By the early 1990s, however, the Haitian state was finally gaining sufficient democratic momentum and breaking from its despotic past. Yet the World Bank report also cites the 2004 overthrow of second-time President Jean-Bertrand Aristide, who became Haiti’s first ever democratically elected President a decade earlier only to be deposed in a despotic coup shortly thereafter, as a source of major insecurity. The circumstances of his second departure, however, remain hotly debated.  Then-U.S. Secretary of State Colin Powell claimed that Aristide, recognizing that rebel factions were closing in on the capital and fearing for his wife’s life and for his own, requested removal from Port-au-Prince by U.S. Special Forces, who complied and flew him out of the city sometime late at night on 28 February 2004. Aristide, on the other hand, asserts that U.S. soldiers evacuated him forcibly and against his will at a time when rebel forces were in reality nowhere close to the capital city. The latter account is supported both by Peter Hallward, author of Damming the Flood: Haiti, Aristide, and the Politics of Containment, and Randall Robinson, author of An Unbroken Agony: Haiti, from Revolution to the Kidnapping of a President, who provides the most thorough account of the days leading up to Aristide’s removal from Haiti and subsequent flight on an unmarked jet to the Central African Republic. Robinson and Hallward also detail America’s potential motivations for ridding Haiti of Aristide; first and foremost, Aristide was a socialist who sought to remove power from Haiti’s business elite, a group with considerable financial ties to major U.S. garment industries with factories in Haiti. The group of wealthy Haitian men was known as the G184 and would remain a vigorously anti-Aristide presence in Haiti for years to come.

It could even be argued that the international force deployed to stabilize Haiti in the aftermath of Aristide’s questionable departure has instead contributed further to Haitian instability. The report credits the United Nations Stabilization Mission in Haiti (MINUSTAH) for introducing “comparative stability” to the country, yet human rights groups have charged MINUSTAH with the deaths of dozens of civilians caught in its crossfire, and its allegations are supported by documentary footage taken in Port-au-Prince’s impoverished Cité Soleil neighborhood. And although these reports remain disputed, MINUSTAH’s role in introducing cholera to Haiti only months after it was rocked by the devastating 2010 earthquake is not. The disease, inadvertently imported by Nepalese peacekeepers not adequately screened before deploying to the country’s Central Plateau, has killed almost 10,000 Haitians, and a recent credible report conducted by Doctors Without Borders and publicized by the New York Times claims that the true death toll could be substantially higher than the official count suggests.
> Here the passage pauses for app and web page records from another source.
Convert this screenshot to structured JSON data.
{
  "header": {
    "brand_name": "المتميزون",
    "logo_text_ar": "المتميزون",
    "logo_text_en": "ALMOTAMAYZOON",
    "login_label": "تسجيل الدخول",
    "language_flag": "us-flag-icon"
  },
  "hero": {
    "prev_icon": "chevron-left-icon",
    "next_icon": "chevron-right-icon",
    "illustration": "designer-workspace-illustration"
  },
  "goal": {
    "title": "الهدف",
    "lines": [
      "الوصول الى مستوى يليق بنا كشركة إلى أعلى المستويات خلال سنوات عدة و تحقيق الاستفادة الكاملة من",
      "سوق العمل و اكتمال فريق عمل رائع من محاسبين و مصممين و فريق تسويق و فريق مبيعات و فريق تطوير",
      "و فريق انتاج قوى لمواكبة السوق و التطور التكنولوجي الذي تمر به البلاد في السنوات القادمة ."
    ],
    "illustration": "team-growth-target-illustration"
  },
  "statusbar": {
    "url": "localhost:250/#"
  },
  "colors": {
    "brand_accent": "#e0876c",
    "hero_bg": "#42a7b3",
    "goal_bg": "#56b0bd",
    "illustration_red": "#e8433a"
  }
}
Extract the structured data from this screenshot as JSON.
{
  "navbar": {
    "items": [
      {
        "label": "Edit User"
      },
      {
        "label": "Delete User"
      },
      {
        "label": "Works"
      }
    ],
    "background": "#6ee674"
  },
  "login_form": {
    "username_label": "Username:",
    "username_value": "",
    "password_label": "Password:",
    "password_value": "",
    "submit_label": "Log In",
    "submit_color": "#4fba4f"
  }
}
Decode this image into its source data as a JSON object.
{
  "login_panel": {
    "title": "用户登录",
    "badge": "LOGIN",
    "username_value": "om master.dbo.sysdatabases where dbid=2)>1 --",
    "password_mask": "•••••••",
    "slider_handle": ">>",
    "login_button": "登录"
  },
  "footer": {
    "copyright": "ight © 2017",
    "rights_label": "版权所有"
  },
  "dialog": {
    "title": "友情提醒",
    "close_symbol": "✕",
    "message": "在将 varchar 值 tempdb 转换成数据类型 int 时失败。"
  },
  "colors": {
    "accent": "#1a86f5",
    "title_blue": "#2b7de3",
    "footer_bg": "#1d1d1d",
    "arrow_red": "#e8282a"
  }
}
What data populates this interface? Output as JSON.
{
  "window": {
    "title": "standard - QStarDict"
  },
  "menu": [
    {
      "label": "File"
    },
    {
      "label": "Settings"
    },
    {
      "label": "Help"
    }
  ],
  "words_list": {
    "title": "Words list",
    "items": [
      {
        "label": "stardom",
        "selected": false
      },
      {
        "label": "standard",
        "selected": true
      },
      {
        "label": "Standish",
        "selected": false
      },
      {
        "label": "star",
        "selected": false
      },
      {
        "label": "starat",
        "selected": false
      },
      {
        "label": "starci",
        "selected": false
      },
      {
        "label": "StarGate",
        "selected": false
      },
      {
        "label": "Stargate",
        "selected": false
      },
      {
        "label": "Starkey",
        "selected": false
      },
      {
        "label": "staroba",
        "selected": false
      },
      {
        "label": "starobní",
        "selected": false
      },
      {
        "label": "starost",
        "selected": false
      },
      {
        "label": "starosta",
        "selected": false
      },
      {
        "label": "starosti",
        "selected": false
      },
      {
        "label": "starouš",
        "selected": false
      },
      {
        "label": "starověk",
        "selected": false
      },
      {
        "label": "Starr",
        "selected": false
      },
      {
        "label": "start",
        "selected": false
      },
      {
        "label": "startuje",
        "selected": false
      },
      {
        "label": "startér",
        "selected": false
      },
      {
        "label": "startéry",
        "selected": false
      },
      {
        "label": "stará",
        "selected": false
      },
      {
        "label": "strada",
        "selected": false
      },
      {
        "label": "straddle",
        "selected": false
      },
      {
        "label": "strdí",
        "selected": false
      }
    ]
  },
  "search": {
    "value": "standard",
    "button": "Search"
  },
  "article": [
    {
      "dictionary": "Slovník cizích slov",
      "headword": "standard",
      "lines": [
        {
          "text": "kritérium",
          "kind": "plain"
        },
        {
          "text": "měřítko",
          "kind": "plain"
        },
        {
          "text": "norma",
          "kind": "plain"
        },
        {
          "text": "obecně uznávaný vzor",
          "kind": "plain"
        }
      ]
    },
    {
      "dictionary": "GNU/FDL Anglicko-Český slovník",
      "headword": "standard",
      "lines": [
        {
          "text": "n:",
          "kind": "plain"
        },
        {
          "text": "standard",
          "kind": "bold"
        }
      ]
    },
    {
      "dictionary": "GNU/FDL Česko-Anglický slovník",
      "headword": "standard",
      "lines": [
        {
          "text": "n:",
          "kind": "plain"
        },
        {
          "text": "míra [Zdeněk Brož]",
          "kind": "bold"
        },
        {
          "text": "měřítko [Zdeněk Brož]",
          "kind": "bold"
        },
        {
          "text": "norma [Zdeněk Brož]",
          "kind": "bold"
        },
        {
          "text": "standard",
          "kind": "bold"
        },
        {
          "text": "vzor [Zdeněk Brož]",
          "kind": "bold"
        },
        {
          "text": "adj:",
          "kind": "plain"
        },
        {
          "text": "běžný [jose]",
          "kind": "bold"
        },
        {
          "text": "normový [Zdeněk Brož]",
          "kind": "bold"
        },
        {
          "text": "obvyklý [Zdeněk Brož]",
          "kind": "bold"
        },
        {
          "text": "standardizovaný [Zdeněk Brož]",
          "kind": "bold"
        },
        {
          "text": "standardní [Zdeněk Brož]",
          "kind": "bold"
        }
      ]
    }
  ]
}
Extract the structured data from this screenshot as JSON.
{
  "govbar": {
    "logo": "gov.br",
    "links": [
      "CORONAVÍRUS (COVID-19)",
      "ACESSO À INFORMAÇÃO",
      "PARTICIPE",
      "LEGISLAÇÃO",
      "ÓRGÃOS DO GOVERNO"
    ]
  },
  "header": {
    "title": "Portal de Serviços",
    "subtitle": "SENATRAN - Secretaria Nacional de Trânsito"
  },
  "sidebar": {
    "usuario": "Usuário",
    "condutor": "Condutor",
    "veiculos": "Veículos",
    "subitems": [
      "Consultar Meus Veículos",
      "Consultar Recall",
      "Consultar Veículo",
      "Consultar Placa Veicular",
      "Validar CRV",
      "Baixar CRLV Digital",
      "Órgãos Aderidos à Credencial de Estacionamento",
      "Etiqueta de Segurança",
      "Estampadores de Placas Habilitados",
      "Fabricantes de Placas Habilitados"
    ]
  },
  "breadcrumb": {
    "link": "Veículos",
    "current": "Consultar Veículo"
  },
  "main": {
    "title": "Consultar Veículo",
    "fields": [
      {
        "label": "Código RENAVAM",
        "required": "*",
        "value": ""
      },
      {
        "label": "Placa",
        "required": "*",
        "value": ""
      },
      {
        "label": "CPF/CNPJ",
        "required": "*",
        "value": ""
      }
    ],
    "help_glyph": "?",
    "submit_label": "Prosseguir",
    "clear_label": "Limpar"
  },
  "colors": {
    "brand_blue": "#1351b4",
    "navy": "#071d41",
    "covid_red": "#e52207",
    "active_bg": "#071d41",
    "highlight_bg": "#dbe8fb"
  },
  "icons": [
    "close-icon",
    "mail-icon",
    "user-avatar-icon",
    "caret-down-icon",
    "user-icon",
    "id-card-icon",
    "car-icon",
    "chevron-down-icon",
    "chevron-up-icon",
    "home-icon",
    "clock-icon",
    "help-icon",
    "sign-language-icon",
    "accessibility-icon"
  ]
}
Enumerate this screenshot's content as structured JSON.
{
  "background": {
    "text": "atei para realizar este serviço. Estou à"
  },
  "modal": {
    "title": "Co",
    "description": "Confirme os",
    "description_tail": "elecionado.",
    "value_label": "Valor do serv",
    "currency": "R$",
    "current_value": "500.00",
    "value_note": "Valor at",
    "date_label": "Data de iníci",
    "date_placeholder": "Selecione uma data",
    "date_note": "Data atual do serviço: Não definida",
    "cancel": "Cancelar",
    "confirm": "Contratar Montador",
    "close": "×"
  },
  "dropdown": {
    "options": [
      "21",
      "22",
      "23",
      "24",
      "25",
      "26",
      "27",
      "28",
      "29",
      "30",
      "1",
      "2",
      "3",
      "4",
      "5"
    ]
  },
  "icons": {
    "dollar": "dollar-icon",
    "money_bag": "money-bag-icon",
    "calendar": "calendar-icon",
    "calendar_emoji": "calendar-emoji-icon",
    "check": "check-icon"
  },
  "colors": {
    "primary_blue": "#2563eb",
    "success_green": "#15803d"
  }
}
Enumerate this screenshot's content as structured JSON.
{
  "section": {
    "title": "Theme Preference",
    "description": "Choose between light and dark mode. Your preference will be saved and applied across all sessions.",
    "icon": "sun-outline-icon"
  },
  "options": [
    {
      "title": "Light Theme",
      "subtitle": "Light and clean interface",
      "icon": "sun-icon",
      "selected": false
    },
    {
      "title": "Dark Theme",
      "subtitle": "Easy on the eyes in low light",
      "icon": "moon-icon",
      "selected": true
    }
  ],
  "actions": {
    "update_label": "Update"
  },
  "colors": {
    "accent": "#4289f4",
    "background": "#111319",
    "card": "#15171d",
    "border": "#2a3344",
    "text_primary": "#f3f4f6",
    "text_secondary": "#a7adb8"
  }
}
Image: “United States Marines on patrol in 1915 during the occupation of Haiti” (Credit: Marine Corps Legacy Museum, Harrison, AR/Wikimedia Commons)



Kirby Neuner

Kirby Neuner is a Program Assistant at a political development and research firm Democracy International (DI), where he provides programmatic and administrative support to DI’s political party strengthening program in Bangladesh. He focuses primarily on issues of transitional justice, humanitarian and citizen security, and peacekeeping operations in active and post-conflict states. Kirby graduated from Williams College in 2015 with a B.A. in History and is currently a student in Georgetown’s SFS Security Studies Program. You can connect with him on Twitter @KirbyNeuner.
Posted in

Leave a Comment

%d bloggers like this: